WHAT IS BEING ASKED:
Print the records again, character for character.

*** Begin section ***

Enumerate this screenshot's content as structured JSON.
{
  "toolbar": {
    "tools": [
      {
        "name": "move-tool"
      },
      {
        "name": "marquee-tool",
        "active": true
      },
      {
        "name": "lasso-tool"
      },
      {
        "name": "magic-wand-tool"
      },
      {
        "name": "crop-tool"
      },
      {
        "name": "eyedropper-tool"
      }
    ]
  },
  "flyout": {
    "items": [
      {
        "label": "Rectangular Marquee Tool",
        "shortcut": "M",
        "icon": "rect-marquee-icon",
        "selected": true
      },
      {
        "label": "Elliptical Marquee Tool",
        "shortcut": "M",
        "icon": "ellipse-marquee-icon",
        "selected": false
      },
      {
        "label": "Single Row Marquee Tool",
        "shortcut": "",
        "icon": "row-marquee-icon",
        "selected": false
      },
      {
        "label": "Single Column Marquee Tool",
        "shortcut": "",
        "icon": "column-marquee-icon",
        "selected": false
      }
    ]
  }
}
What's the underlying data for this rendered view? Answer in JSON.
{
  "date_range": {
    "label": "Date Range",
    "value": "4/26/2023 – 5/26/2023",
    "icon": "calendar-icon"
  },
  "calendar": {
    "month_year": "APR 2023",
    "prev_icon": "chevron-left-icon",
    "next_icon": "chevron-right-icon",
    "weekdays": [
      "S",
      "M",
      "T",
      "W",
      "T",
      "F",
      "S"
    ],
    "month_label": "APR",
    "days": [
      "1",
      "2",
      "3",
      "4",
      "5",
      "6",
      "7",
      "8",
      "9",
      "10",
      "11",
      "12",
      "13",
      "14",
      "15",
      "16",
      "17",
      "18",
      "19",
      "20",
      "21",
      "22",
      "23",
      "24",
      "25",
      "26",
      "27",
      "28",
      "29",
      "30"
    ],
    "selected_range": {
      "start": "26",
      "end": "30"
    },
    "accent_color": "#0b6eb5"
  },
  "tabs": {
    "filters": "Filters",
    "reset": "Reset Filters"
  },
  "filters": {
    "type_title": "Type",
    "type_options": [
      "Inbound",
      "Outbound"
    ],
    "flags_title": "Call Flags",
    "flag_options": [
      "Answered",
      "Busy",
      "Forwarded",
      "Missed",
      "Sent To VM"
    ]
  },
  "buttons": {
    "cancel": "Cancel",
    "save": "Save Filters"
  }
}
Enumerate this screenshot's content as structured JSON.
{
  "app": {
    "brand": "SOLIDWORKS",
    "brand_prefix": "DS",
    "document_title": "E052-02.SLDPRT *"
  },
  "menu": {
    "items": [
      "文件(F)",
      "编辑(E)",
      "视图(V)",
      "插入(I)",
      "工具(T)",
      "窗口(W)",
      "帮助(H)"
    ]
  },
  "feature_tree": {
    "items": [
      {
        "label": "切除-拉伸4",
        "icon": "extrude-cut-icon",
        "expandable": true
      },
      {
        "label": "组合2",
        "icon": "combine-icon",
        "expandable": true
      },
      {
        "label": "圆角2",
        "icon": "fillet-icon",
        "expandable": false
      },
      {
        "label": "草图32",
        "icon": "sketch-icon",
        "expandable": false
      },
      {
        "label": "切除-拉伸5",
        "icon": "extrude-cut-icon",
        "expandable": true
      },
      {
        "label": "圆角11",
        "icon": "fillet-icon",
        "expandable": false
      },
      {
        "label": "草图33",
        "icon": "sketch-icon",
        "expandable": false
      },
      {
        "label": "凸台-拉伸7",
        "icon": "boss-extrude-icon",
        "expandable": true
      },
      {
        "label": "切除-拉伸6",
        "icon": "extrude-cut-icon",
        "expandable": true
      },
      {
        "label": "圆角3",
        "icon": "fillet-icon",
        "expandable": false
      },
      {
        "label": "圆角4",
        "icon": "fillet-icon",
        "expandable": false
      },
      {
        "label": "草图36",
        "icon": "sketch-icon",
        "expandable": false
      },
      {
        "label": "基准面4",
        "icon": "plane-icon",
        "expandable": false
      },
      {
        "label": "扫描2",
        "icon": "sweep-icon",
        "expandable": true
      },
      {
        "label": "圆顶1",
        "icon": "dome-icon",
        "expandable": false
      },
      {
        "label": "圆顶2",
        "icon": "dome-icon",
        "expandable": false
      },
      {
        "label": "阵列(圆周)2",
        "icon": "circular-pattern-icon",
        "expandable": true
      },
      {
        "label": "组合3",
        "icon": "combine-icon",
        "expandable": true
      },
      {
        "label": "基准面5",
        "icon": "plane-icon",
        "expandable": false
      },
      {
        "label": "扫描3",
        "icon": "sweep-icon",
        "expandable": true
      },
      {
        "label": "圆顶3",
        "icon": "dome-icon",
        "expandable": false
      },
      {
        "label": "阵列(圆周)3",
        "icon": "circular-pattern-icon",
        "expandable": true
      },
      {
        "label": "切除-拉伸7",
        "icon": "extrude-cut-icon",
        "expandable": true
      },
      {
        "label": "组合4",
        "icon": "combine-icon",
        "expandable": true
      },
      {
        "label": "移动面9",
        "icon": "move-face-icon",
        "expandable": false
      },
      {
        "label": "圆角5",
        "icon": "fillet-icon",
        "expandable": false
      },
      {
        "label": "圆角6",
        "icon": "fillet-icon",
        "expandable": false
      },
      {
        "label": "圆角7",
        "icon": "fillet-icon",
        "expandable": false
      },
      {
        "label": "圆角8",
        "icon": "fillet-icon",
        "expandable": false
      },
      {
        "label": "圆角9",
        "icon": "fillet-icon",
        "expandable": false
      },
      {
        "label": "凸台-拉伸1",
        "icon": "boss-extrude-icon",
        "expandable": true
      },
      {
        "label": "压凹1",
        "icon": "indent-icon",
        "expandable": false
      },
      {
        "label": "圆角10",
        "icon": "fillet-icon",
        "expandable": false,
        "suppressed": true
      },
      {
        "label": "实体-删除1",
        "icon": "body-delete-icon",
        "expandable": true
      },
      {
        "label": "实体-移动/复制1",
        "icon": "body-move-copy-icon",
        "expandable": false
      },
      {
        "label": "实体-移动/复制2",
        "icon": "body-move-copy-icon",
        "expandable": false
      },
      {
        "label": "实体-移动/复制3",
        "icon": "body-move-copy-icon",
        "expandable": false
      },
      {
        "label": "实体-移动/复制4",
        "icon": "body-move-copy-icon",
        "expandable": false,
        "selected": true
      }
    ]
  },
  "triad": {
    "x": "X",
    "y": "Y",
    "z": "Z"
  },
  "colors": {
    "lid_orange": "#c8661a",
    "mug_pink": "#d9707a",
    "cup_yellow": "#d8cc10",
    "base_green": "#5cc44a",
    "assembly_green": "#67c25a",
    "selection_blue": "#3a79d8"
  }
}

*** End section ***

SOLUTION TO THIS TASK:
Enumerate this screenshot's content as structured JSON.
{
  "toolbar": {
    "tools": [
      {
        "name": "move-tool"
      },
      {
        "name": "marquee-tool",
        "active": true
      },
      {
        "name": "lasso-tool"
      },
      {
        "name": "magic-wand-tool"
      },
      {
        "name": "crop-tool"
      },
      {
        "name": "eyedropper-tool"
      }
    ]
  },
  "flyout": {
    "items": [
      {
        "label": "Rectangular Marquee Tool",
        "shortcut": "M",
        "icon": "rect-marquee-icon",
        "selected": true
      },
      {
        "label": "Elliptical Marquee Tool",
        "shortcut": "M",
        "icon": "ellipse-marquee-icon",
        "selected": false
      },
      {
        "label": "Single Row Marquee Tool",
        "shortcut": "",
        "icon": "row-marquee-icon",
        "selected": false
      },
      {
        "label": "Single Column Marquee Tool",
        "shortcut": "",
        "icon": "column-marquee-icon",
        "selected": false
      }
    ]
  }
}
What's the underlying data for this rendered view? Answer in JSON.
{
  "date_range": {
    "label": "Date Range",
    "value": "4/26/2023 – 5/26/2023",
    "icon": "calendar-icon"
  },
  "calendar": {
    "month_year": "APR 2023",
    "prev_icon": "chevron-left-icon",
    "next_icon": "chevron-right-icon",
    "weekdays": [
      "S",
      "M",
      "T",
      "W",
      "T",
      "F",
      "S"
    ],
    "month_label": "APR",
    "days": [
      "1",
      "2",
      "3",
      "4",
      "5",
      "6",
      "7",
      "8",
      "9",
      "10",
      "11",
      "12",
      "13",
      "14",
      "15",
      "16",
      "17",
      "18",
      "19",
      "20",
      "21",
      "22",
      "23",
      "24",
      "25",
      "26",
      "27",
      "28",
      "29",
      "30"
    ],
    "selected_range": {
      "start": "26",
      "end": "30"
    },
    "accent_color": "#0b6eb5"
  },
  "tabs": {
    "filters": "Filters",
    "reset": "Reset Filters"
  },
  "filters": {
    "type_title": "Type",
    "type_options": [
      "Inbound",
      "Outbound"
    ],
    "flags_title": "Call Flags",
    "flag_options": [
      "Answered",
      "Busy",
      "Forwarded",
      "Missed",
      "Sent To VM"
    ]
  },
  "buttons": {
    "cancel": "Cancel",
    "save": "Save Filters"
  }
}
Enumerate this screenshot's content as structured JSON.
{
  "app": {
    "brand": "SOLIDWORKS",
    "brand_prefix": "DS",
    "document_title": "E052-02.SLDPRT *"
  },
  "menu": {
    "items": [
      "文件(F)",
      "编辑(E)",
      "视图(V)",
      "插入(I)",
      "工具(T)",
      "窗口(W)",
      "帮助(H)"
    ]
  },
  "feature_tree": {
    "items": [
      {
        "label": "切除-拉伸4",
        "icon": "extrude-cut-icon",
        "expandable": true
      },
      {
        "label": "组合2",
        "icon": "combine-icon",
        "expandable": true
      },
      {
        "label": "圆角2",
        "icon": "fillet-icon",
        "expandable": false
      },
      {
        "label": "草图32",
        "icon": "sketch-icon",
        "expandable": false
      },
      {
        "label": "切除-拉伸5",
        "icon": "extrude-cut-icon",
        "expandable": true
      },
      {
        "label": "圆角11",
        "icon": "fillet-icon",
        "expandable": false
      },
      {
        "label": "草图33",
        "icon": "sketch-icon",
        "expandable": false
      },
      {
        "label": "凸台-拉伸7",
        "icon": "boss-extrude-icon",
        "expandable": true
      },
      {
        "label": "切除-拉伸6",
        "icon": "extrude-cut-icon",
        "expandable": true
      },
      {
        "label": "圆角3",
        "icon": "fillet-icon",
        "expandable": false
      },
      {
        "label": "圆角4",
        "icon": "fillet-icon",
        "expandable": false
      },
      {
        "label": "草图36",
        "icon": "sketch-icon",
        "expandable": false
      },
      {
        "label": "基准面4",
        "icon": "plane-icon",
        "expandable": false
      },
      {
        "label": "扫描2",
        "icon": "sweep-icon",
        "expandable": true
      },
      {
        "label": "圆顶1",
        "icon": "dome-icon",
        "expandable": false
      },
      {
        "label": "圆顶2",
        "icon": "dome-icon",
        "expandable": false
      },
      {
        "label": "阵列(圆周)2",
        "icon": "circular-pattern-icon",
        "expandable": true
      },
      {
        "label": "组合3",
        "icon": "combine-icon",
        "expandable": true
      },
      {
        "label": "基准面5",
        "icon": "plane-icon",
        "expandable": false
      },
      {
        "label": "扫描3",
        "icon": "sweep-icon",
        "expandable": true
      },
      {
        "label": "圆顶3",
        "icon": "dome-icon",
        "expandable": false
      },
      {
        "label": "阵列(圆周)3",
        "icon": "circular-pattern-icon",
        "expandable": true
      },
      {
        "label": "切除-拉伸7",
        "icon": "extrude-cut-icon",
        "expandable": true
      },
      {
        "label": "组合4",
        "icon": "combine-icon",
        "expandable": true
      },
      {
        "label": "移动面9",
        "icon": "move-face-icon",
        "expandable": false
      },
      {
        "label": "圆角5",
        "icon": "fillet-icon",
        "expandable": false
      },
      {
        "label": "圆角6",
        "icon": "fillet-icon",
        "expandable": false
      },
      {
        "label": "圆角7",
        "icon": "fillet-icon",
        "expandable": false
      },
      {
        "label": "圆角8",
        "icon": "fillet-icon",
        "expandable": false
      },
      {
        "label": "圆角9",
        "icon": "fillet-icon",
        "expandable": false
      },
      {
        "label": "凸台-拉伸1",
        "icon": "boss-extrude-icon",
        "expandable": true
      },
      {
        "label": "压凹1",
        "icon": "indent-icon",
        "expandable": false
      },
      {
        "label": "圆角10",
        "icon": "fillet-icon",
        "expandable": false,
        "suppressed": true
      },
      {
        "label": "实体-删除1",
        "icon": "body-delete-icon",
        "expandable": true
      },
      {
        "label": "实体-移动/复制1",
        "icon": "body-move-copy-icon",
        "expandable": false
      },
      {
        "label": "实体-移动/复制2",
        "icon": "body-move-copy-icon",
        "expandable": false
      },
      {
        "label": "实体-移动/复制3",
        "icon": "body-move-copy-icon",
        "expandable": false
      },
      {
        "label": "实体-移动/复制4",
        "icon": "body-move-copy-icon",
        "expandable": false,
        "selected": true
      }
    ]
  },
  "triad": {
    "x": "X",
    "y": "Y",
    "z": "Z"
  },
  "colors": {
    "lid_orange": "#c8661a",
    "mug_pink": "#d9707a",
    "cup_yellow": "#d8cc10",
    "base_green": "#5cc44a",
    "assembly_green": "#67c25a",
    "selection_blue": "#3a79d8"
  }
}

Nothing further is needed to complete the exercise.